"There was a very strong and vocal pushback" from some in the party, says Eric Sapp, a consultant who advises candidates on how to connect with religious voters. But some people changed their minds, he adds, when they saw the success in the 2006 election of some statewide candidates who had worked with his former firm, Common Good Strategies. Those candidates averaged 20 percentage points better with white Protestants than the national average.
Daughtry comes from a segment of the party that is not shy about putting faith into action through politics. Her father, the Rev. Herbert Daughtry, was deeply involved in the civil rights movement and he recently returned from a trip to Sudan.
Last month, the House of the Lord Church in Brooklyn celebrated his 50th anniversary as pastor. Leah came home to preach and her sister led the congregation in singing, prayer, and dancing in the aisles. (The two sisters are the fifth generation of family preachers, starting with a slave preacher on the Daughtry plantation.)
Taking her text from the story of Deborah in the Book of Judges, Leah wove a theme of rising out of one's comfort level to accept fresh challenges and new perspectives that God provides. In the call-and-response style of black preaching, worshipers joined in and were all on their feet by the time she concluded.
While her message was directed to others, she could have been talking about her own life. After graduating from Dartmouth College in 1984, Daughtry worked for her church for a year and then took a job with her congressman, Rep. Edolphus "Ed" Towns (D) of New York's 10th District.
"That helped me understand that what happens in Washington is connected to what happens in Brooklyn. The laws they pass on Capitol Hill have an impact on the dry cleaner on Myrtle Avenue or the pharmacy on Fulton Street," she says.

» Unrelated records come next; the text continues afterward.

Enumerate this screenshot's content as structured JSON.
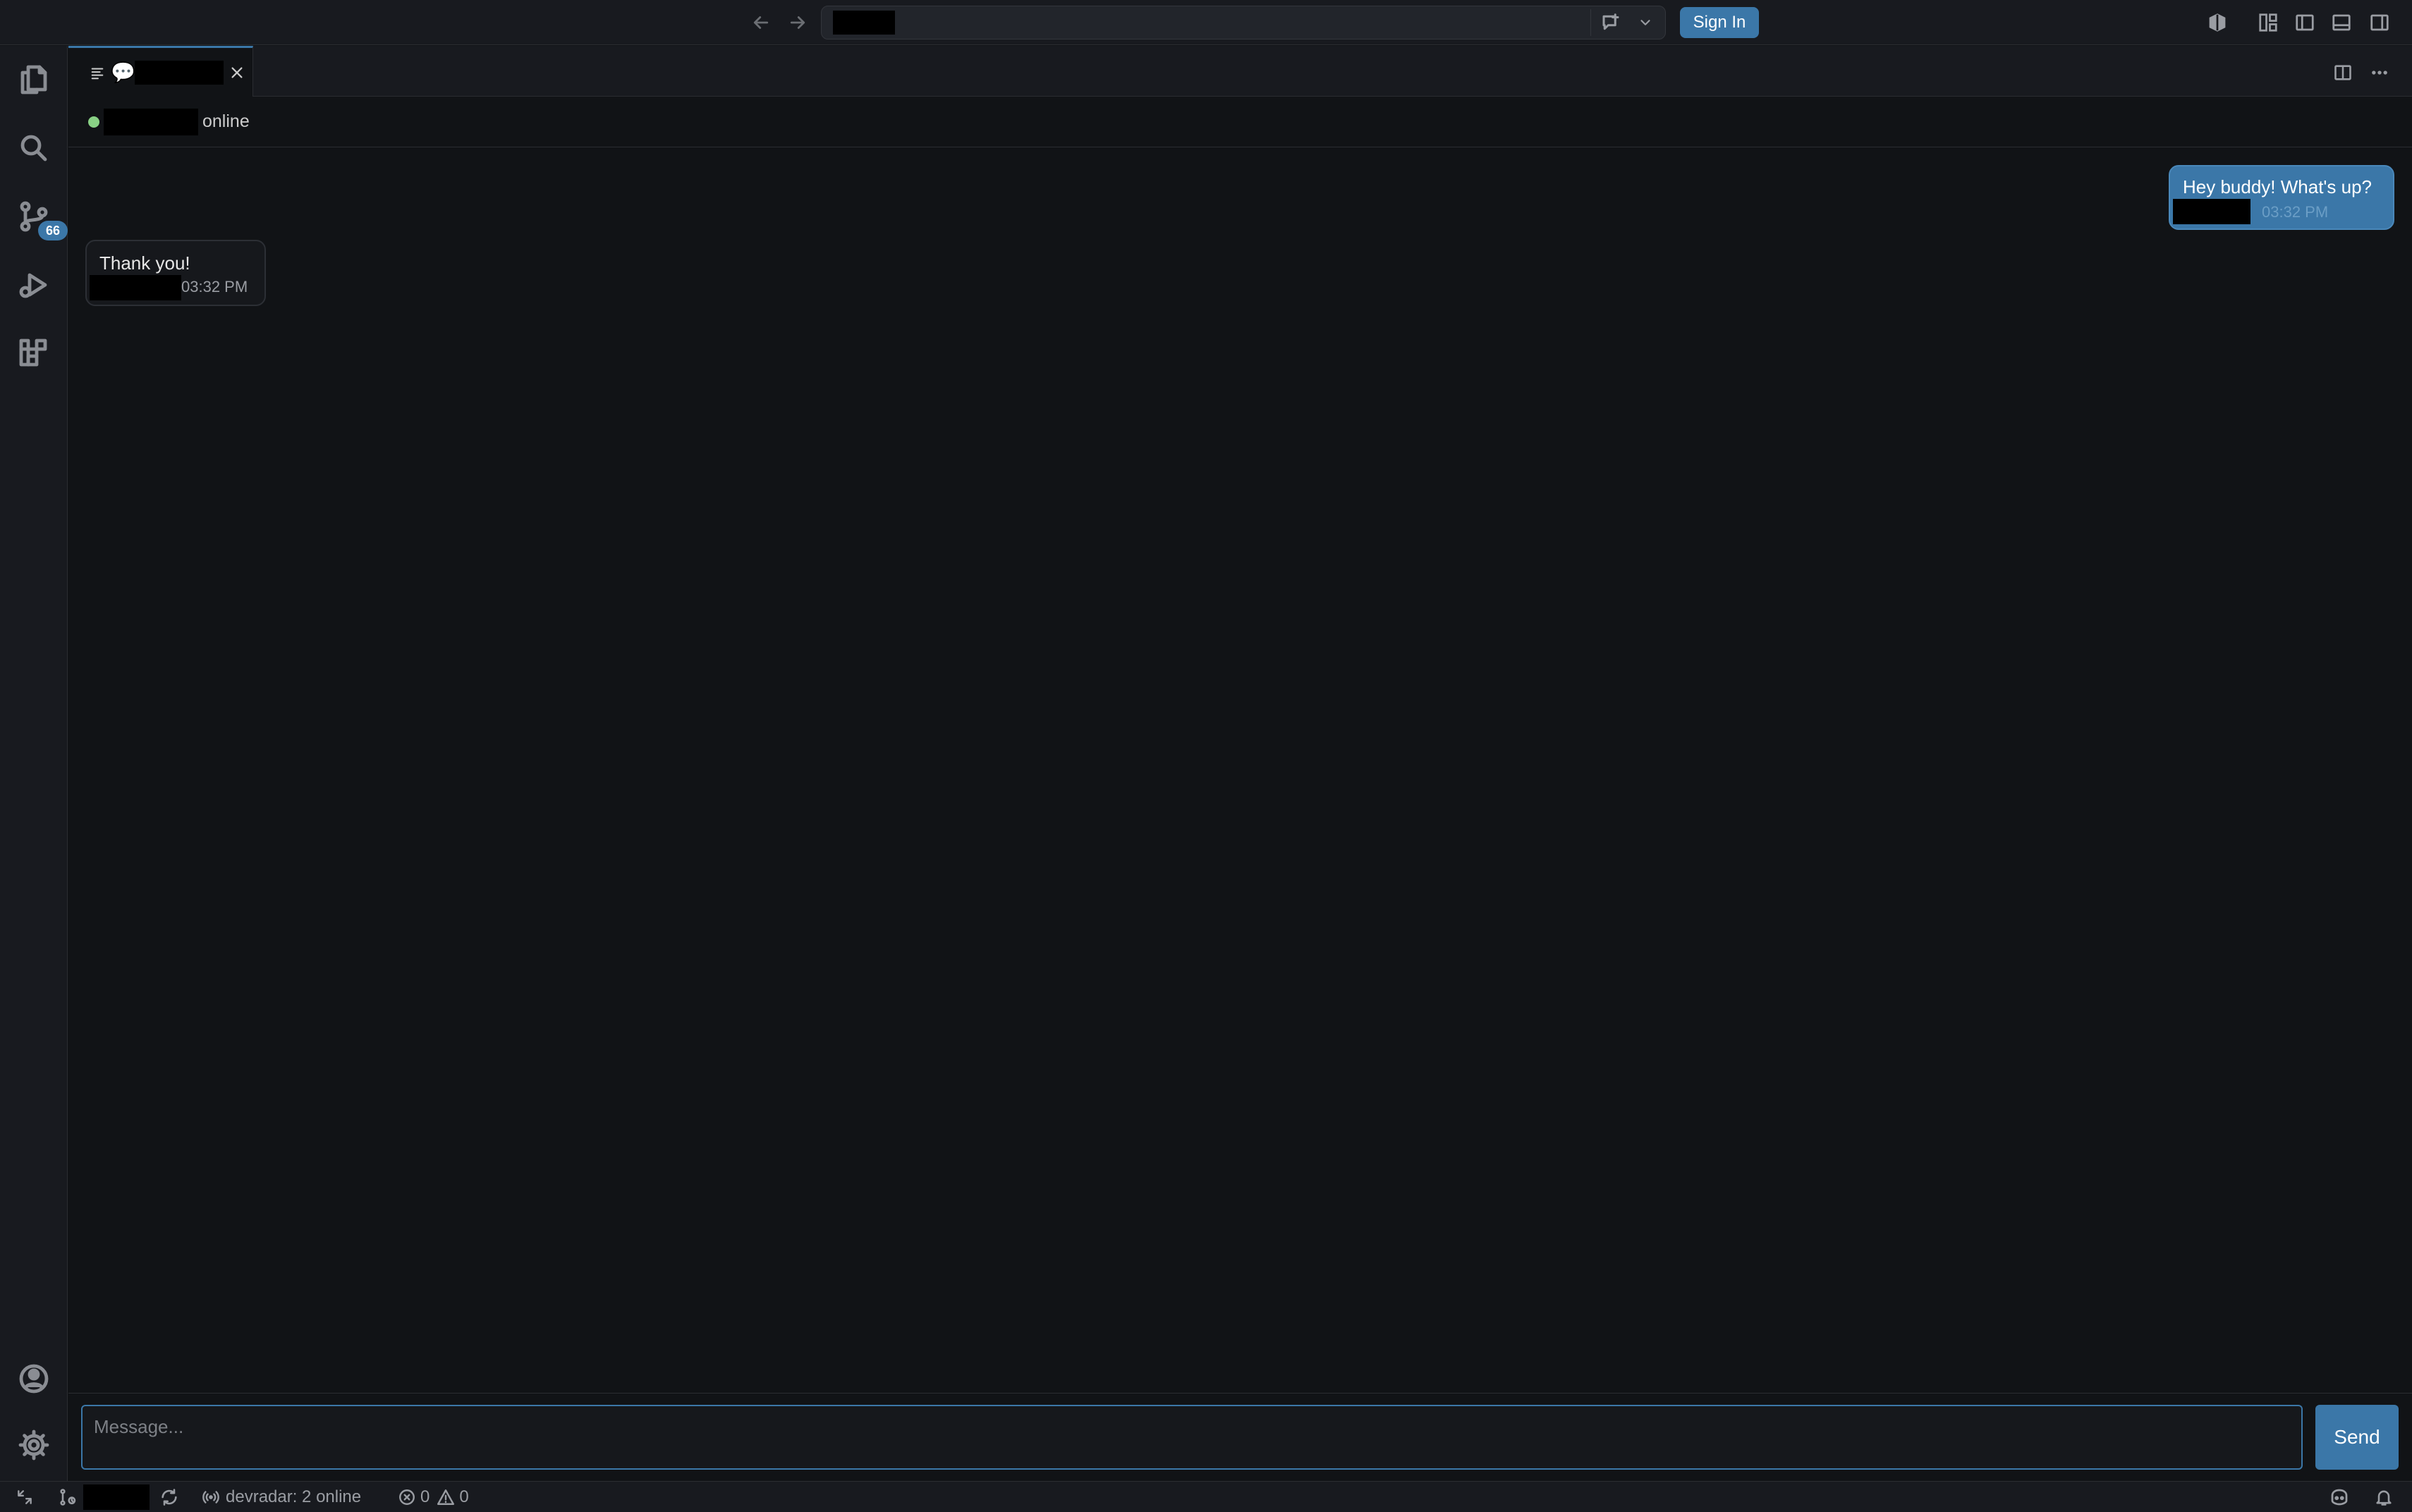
{
  "titlebar": {
    "signin_label": "Sign In"
  },
  "activity": {
    "source_control_badge": "66"
  },
  "tab": {
    "bubble_glyph": "💬"
  },
  "chat": {
    "status": "online",
    "messages": [
      {
        "direction": "outgoing",
        "text": "Hey buddy! What's up?",
        "time": "03:32 PM"
      },
      {
        "direction": "incoming",
        "text": "Thank you!",
        "time": "03:32 PM"
      }
    ]
  },
  "composer": {
    "placeholder": "Message...",
    "send_label": "Send"
  },
  "statusbar": {
    "presence": "devradar: 2 online",
    "errors": "0",
    "warnings": "0"
  },
  "colors": {
    "accent": "#3b77a8",
    "background": "#111316",
    "chrome": "#181a1f",
    "online": "#89d185"
  }
}
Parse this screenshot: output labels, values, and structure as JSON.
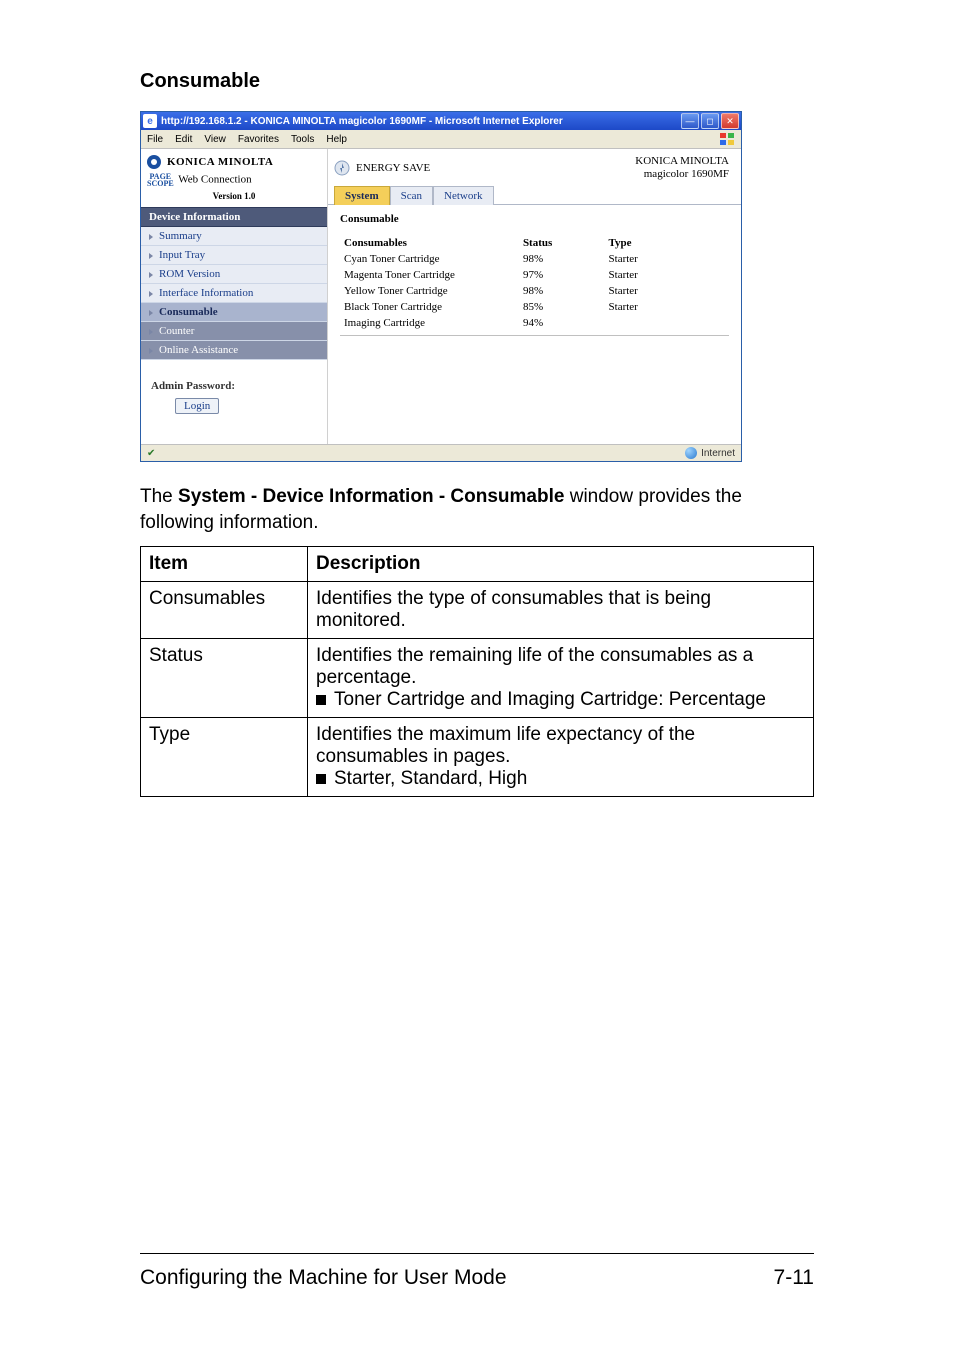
{
  "section_heading": "Consumable",
  "ie": {
    "title": "http://192.168.1.2 - KONICA MINOLTA magicolor 1690MF - Microsoft Internet Explorer",
    "menu": [
      "File",
      "Edit",
      "View",
      "Favorites",
      "Tools",
      "Help"
    ],
    "status_right": "Internet"
  },
  "sidebar": {
    "brand": "KONICA MINOLTA",
    "pagescope_prefix": "PAGE\nSCOPE",
    "pagescope": "Web Connection",
    "version": "Version 1.0",
    "group_header": "Device Information",
    "items": [
      {
        "label": "Summary",
        "sel": false,
        "dark": false
      },
      {
        "label": "Input Tray",
        "sel": false,
        "dark": false
      },
      {
        "label": "ROM Version",
        "sel": false,
        "dark": false
      },
      {
        "label": "Interface Information",
        "sel": false,
        "dark": false
      },
      {
        "label": "Consumable",
        "sel": true,
        "dark": false
      },
      {
        "label": "Counter",
        "sel": false,
        "dark": true
      },
      {
        "label": "Online Assistance",
        "sel": false,
        "dark": true
      }
    ],
    "admin_pw_label": "Admin Password:",
    "login": "Login"
  },
  "main": {
    "energy_label": "ENERGY SAVE",
    "device_line1": "KONICA MINOLTA",
    "device_line2": "magicolor 1690MF",
    "tabs": [
      {
        "label": "System",
        "active": true
      },
      {
        "label": "Scan",
        "active": false
      },
      {
        "label": "Network",
        "active": false
      }
    ],
    "panel_title": "Consumable",
    "columns": {
      "c1": "Consumables",
      "c2": "Status",
      "c3": "Type"
    },
    "rows": [
      {
        "name": "Cyan Toner Cartridge",
        "status": "98%",
        "type": "Starter"
      },
      {
        "name": "Magenta Toner Cartridge",
        "status": "97%",
        "type": "Starter"
      },
      {
        "name": "Yellow Toner Cartridge",
        "status": "98%",
        "type": "Starter"
      },
      {
        "name": "Black Toner Cartridge",
        "status": "85%",
        "type": "Starter"
      },
      {
        "name": "Imaging Cartridge",
        "status": "94%",
        "type": ""
      }
    ]
  },
  "bodytext": {
    "pre": "The ",
    "bold": "System - Device Information - Consumable",
    "post": " window provides the following information."
  },
  "doc_table": {
    "head": {
      "item": "Item",
      "desc": "Description"
    },
    "rows": [
      {
        "item": "Consumables",
        "desc": "Identifies the type of consumables that is being monitored."
      },
      {
        "item": "Status",
        "desc": "Identifies the remaining life of the consumables as a percentage.",
        "bullets": [
          "Toner Cartridge and Imaging Cartridge: Percentage"
        ]
      },
      {
        "item": "Type",
        "desc": "Identifies the maximum life expectancy of the consumables in pages.",
        "bullets": [
          "Starter, Standard, High"
        ]
      }
    ]
  },
  "footer": {
    "left": "Configuring the Machine for User Mode",
    "right": "7-11"
  }
}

She moved on to the Department of Labor, where her management skills led eventually to her appointment as assistant secretary for administration and management in the Clinton administration. After work hours, she held Bible study sessions for interested colleagues. That's when she felt the call to ordained ministry. Her Bible-study group grew to become a church.
While carrying out her CEO responsibilities this year in Denver, Daughtry flies back to Washington to preach about twice a month. Now she's counting the days until the job is done. "I can't wait to get back and teach Bible study again," she says. "That's what I miss most."